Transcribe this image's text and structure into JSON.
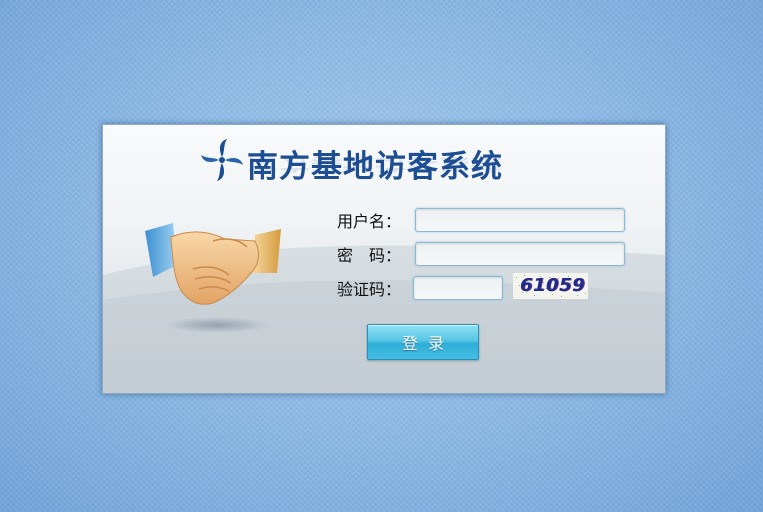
{
  "app": {
    "title": "南方基地访客系统"
  },
  "form": {
    "username_label": "用户名：",
    "username_value": "",
    "password_label": "密　码：",
    "password_value": "",
    "captcha_label": "验证码：",
    "captcha_value": "",
    "captcha_code": "61059"
  },
  "buttons": {
    "login_label": "登录"
  },
  "icons": {
    "logo": "pinwheel-logo-icon",
    "illustration": "handshake-icon"
  },
  "colors": {
    "title": "#1d4d92",
    "background": "#8dbbe7",
    "button": "#46bde2",
    "field_border": "#8fb9d3"
  }
}
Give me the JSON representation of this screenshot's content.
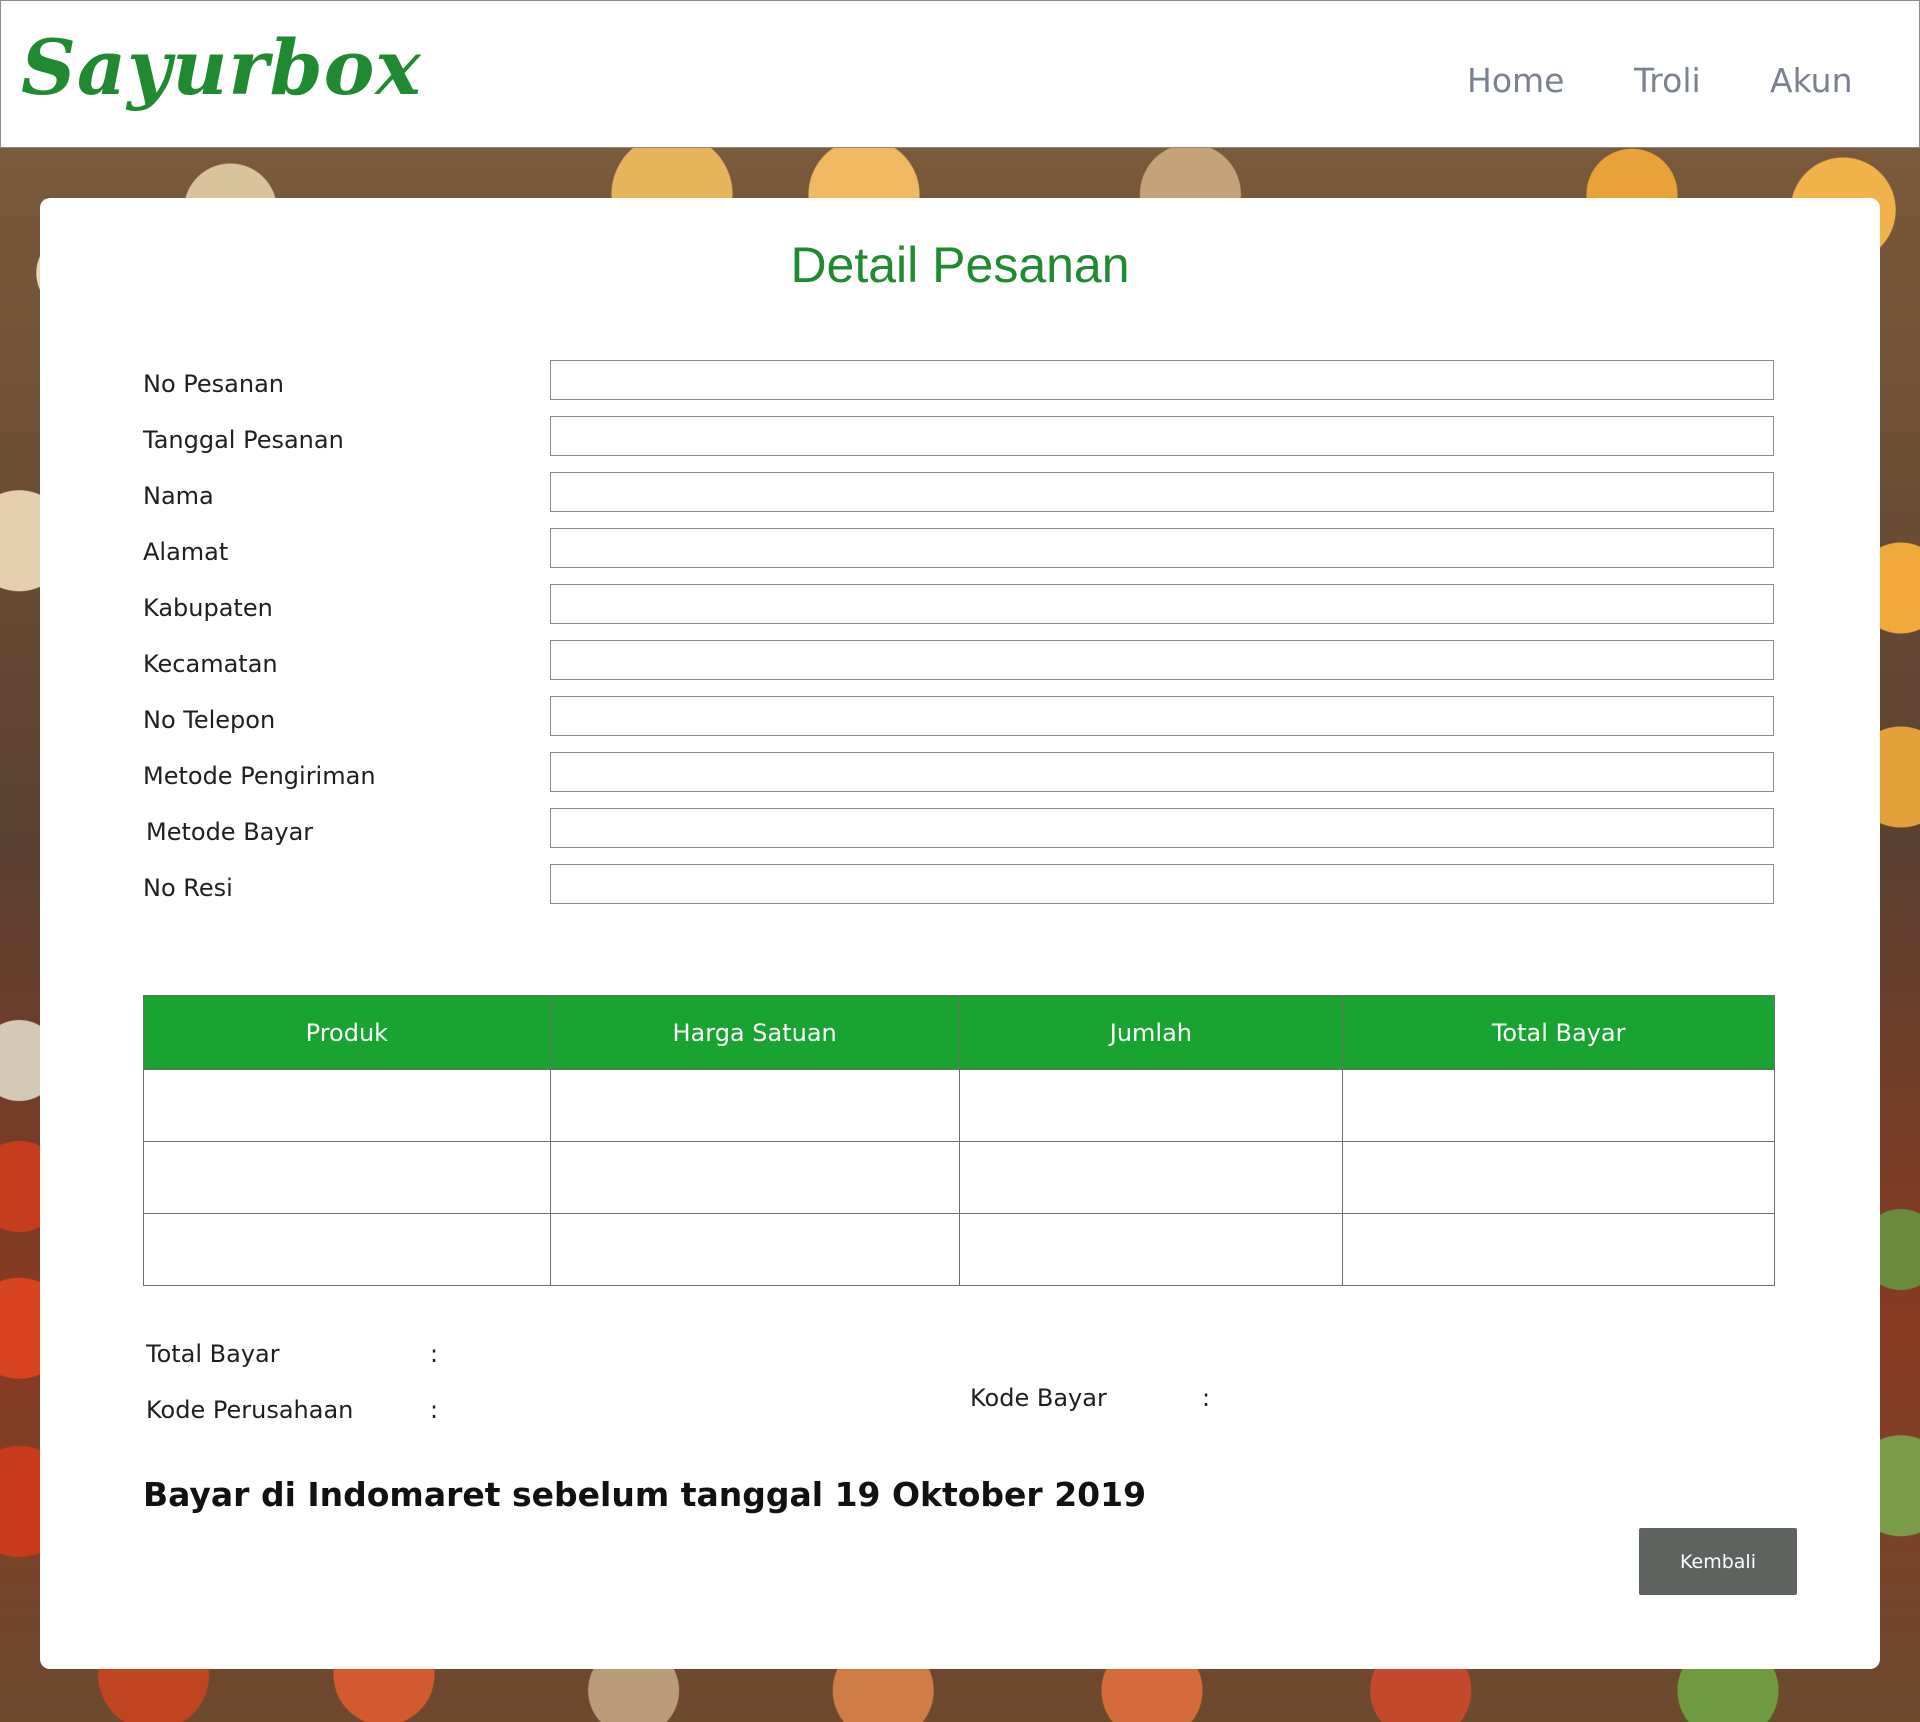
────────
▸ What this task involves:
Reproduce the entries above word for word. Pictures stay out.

▸ Response box:
Transcribe this image's text and structure into JSON.
{
  "app": {
    "title": "南方基地访客系统"
  },
  "form": {
    "username_label": "用户名：",
    "username_value": "",
    "password_label": "密　码：",
    "password_value": "",
    "captcha_label": "验证码：",
    "captcha_value": "",
    "captcha_code": "61059"
  },
  "buttons": {
    "login_label": "登录"
  },
  "icons": {
    "logo": "pinwheel-logo-icon",
    "illustration": "handshake-icon"
  },
  "colors": {
    "title": "#1d4d92",
    "background": "#8dbbe7",
    "button": "#46bde2",
    "field_border": "#8fb9d3"
  }
}
Give me the JSON representation of this screenshot's content.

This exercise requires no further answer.